From the records below, take each line where the string "Formats" shows up and copy it.

* Extracted material:
=== Begin Enclosure ===

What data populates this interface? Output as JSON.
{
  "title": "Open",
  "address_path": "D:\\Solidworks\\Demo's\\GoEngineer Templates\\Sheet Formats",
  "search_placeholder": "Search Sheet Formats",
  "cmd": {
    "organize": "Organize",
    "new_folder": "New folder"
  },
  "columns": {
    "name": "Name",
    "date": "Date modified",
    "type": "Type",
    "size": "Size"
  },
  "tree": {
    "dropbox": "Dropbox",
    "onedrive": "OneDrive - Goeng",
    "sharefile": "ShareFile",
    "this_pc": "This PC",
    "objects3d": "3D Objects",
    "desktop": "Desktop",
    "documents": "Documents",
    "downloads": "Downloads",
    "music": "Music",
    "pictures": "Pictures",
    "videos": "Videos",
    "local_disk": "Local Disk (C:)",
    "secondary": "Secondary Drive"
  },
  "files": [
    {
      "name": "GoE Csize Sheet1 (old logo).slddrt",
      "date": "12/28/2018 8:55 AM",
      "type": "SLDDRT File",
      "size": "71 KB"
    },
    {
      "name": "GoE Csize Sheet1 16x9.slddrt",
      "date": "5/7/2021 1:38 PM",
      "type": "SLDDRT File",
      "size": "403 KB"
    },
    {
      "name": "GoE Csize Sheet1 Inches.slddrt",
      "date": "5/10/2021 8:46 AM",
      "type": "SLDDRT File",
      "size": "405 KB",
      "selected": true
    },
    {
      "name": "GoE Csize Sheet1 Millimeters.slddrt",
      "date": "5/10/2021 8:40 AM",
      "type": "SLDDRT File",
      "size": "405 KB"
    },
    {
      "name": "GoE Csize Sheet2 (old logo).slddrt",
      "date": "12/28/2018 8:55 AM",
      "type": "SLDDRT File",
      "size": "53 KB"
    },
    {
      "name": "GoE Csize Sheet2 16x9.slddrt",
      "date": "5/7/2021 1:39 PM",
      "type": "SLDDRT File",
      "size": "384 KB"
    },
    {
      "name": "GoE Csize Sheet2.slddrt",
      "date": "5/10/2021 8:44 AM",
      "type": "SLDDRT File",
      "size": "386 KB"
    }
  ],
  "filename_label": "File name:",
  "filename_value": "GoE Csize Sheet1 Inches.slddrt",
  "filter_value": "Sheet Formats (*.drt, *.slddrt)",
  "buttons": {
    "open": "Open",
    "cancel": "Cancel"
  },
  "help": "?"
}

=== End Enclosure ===

* Response to this exercise:
  "address_path": "D:\\Solidworks\\Demo's\\GoEngineer Templates\\Sheet Formats",
  "search_placeholder": "Search Sheet Formats",
  "filter_value": "Sheet Formats (*.drt, *.slddrt)",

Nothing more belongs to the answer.